That means looking beyond the store where they were purchased or the fashion house that designed them — even beyond the factory where they were produced. They need to know about the very fields where the fibers are grown — and the people who plant and harvest them.

But much like horrific abuse within the garment production industry, farm workers, especially women who labor in the fields and cultivate these textiles, face their own set of similar maltreatments: they are invisible to society and face challenges to access basic human rights.

According to the National Farm Worker Ministry, female farm workers in particular are usually given the least desirable and lowest-paying jobs in the fields and are often the first workers to be laid off, facing a hostile and sexist work environment.

While practices within garment factories and supply chains are beginning to be uncovered and challenged — such as Gap releasing their list of global factories in 2016 in an effort to encourage transparency — the abuses that occur in the field aren’t nearly as discussed.

However, agrarian reform activist Andrea Sousa, born in Sobral, a city in the state of Ceará, Brazil is shedding light on these dire issues. Since 2005, Sousa has been working to spread awareness and provide a platform for female farmers in the sustainability movement.

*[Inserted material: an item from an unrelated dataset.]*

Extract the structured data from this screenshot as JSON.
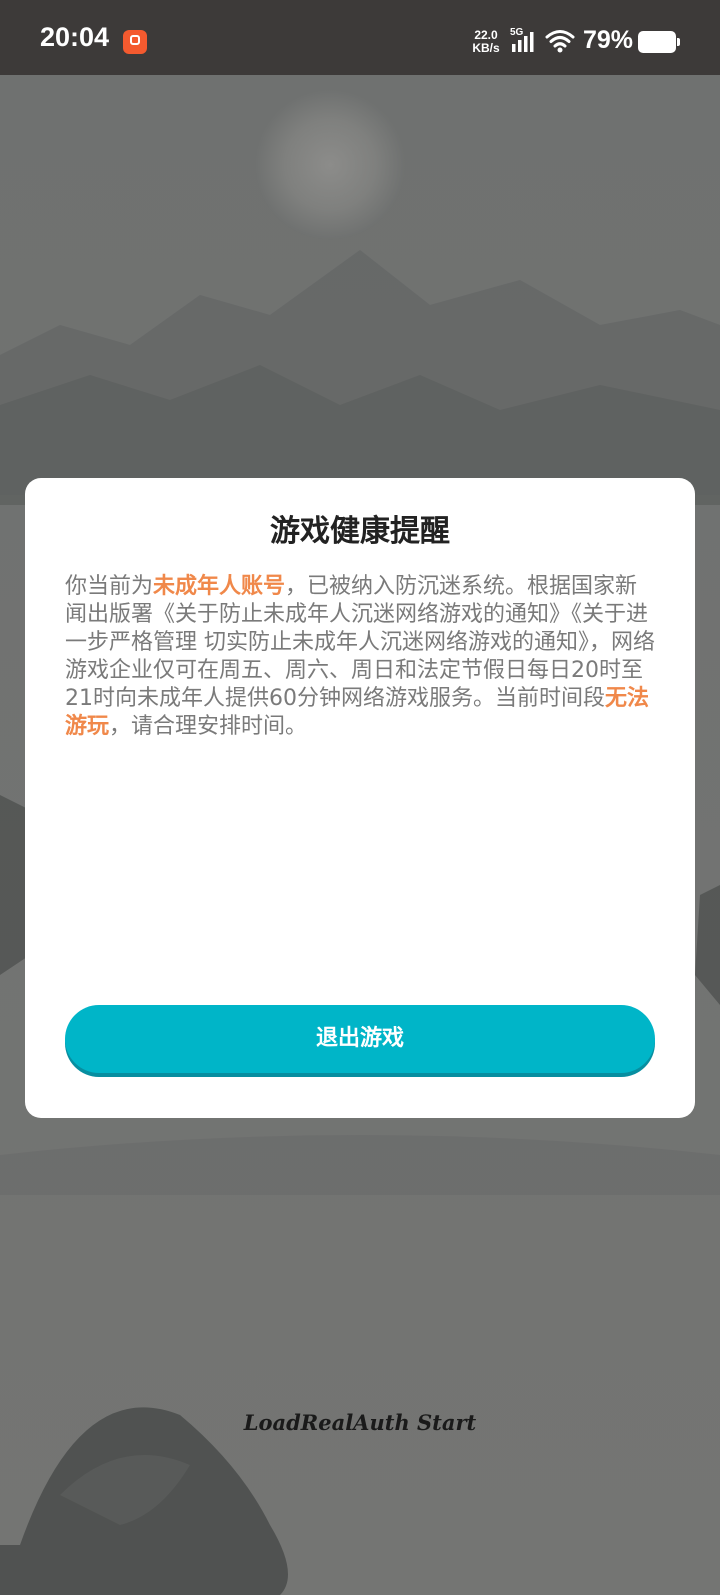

“I got to know and live among families that were using transitional organic farming practices on their family-run ecofarms,” Sousa explains. “And through my activism and my day-to-day work in this field, I had already witnessed how the work of female farmers was devalued and invisibilized.”

Nine years later, she came to work at ESPLAR, a non-profit NGO headquartered in Fortaleza, capital of the state of Ceará in Brazil, encouraged by the organization’s commitment to organic farming and gender issues from a feminist perspective.

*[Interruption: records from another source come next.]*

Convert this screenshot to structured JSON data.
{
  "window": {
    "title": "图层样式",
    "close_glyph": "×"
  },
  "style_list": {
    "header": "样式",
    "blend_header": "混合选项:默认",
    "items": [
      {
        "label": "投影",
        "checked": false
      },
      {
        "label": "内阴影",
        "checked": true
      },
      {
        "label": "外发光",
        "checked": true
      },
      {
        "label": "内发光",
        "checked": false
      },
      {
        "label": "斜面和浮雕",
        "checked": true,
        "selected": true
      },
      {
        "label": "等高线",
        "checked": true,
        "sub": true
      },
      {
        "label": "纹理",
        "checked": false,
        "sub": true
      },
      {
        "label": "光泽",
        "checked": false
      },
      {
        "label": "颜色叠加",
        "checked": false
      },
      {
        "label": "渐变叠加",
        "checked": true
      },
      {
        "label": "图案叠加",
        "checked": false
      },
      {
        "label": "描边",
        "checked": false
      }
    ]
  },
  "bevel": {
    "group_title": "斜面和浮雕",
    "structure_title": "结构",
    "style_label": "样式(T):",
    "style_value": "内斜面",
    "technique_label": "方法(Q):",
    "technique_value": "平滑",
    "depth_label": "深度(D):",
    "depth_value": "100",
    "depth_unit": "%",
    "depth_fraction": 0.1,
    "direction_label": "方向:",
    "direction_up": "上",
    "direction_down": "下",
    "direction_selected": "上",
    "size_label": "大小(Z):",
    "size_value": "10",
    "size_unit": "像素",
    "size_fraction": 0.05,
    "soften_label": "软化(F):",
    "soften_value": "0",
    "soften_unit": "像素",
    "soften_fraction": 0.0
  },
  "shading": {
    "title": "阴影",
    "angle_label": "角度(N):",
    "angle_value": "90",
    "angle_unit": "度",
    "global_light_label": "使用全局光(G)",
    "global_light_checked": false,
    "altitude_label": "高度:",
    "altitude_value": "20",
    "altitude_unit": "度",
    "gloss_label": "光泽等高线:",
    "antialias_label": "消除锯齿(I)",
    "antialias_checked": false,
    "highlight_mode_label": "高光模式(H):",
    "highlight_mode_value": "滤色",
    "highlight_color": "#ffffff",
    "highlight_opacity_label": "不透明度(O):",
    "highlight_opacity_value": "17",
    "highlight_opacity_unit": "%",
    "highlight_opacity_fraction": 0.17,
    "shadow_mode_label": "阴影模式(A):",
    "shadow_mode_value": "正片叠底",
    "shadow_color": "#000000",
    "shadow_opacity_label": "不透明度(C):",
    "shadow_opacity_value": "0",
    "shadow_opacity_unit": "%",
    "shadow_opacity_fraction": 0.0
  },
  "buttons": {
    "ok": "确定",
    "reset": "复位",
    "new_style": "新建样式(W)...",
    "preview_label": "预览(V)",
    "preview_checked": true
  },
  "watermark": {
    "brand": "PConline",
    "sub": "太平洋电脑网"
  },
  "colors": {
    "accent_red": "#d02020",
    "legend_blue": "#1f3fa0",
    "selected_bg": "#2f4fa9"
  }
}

Along with ESPLAR, Sousa now runs Organic Intercropping with Mocó Cotton: an Alternative in the Era of Climate Change, a project sponsored by the C&A Foundation.

“The goal of the project is to increase the organic yields of family farmers — including women farmers — producing certified products for the organic/fair trade market. It prioritizes their involvement in spaces where they can market and profit from the products produced on their individual family farms.”

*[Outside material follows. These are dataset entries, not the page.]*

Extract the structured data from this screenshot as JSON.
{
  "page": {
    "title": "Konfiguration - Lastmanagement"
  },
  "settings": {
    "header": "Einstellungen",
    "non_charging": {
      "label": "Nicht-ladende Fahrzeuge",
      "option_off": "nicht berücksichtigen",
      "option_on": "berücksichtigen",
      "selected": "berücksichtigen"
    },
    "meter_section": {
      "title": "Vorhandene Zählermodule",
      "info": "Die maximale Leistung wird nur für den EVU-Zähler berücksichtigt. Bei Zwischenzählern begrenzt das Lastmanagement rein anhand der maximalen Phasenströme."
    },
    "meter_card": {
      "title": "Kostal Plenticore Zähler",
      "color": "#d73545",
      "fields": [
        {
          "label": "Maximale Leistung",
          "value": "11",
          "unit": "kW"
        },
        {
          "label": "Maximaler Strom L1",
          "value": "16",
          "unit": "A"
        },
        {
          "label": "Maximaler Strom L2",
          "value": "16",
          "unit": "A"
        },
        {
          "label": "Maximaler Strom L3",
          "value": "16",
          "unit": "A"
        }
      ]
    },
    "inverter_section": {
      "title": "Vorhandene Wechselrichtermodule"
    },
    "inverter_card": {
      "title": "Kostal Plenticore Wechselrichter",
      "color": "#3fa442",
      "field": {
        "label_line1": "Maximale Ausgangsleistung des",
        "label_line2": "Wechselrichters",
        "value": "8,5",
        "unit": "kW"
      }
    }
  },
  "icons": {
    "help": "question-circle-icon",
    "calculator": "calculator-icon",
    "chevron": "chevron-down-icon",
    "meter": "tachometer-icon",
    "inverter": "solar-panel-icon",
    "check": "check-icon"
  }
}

And brands have taken notice of this move toward sustainably sourced materials. In 2016, fashion retailer Zara launched a new line made with environmentally friendly materials, including organic cotton, recycled wool and Tencel, a recycled fabric derived from wood cellulose. Not to mention sustainable shoe brand Veja — a favorite of Meghan Markle and Emma Watson — relying on ESPLAR as their organic cotton supplier.

For large brands to embrace the sustainability movement — especially those that are known for fast fashion — bodes well for Sousa’s work, as well as the livelihood of the farmers producing these raw materials.

“It is essential that more people around the globe learn about organic farming and about the many ways of sustainably coexisting with the natural environment,” says Sousa. However, this change doesn’t just involve shifting toward sustainable practices such as recycling or novel farming methods.

“People must also come to recognise that organic farming is a powerful expression of women’s resistance and of the resiliency of traditional peoples and peasant families,” she says. Only once these factors are recognized can the true goal of the sustainable farming and the fashion movements it supports be attained: providing stability and hope for both our planet and the people who inhabit it.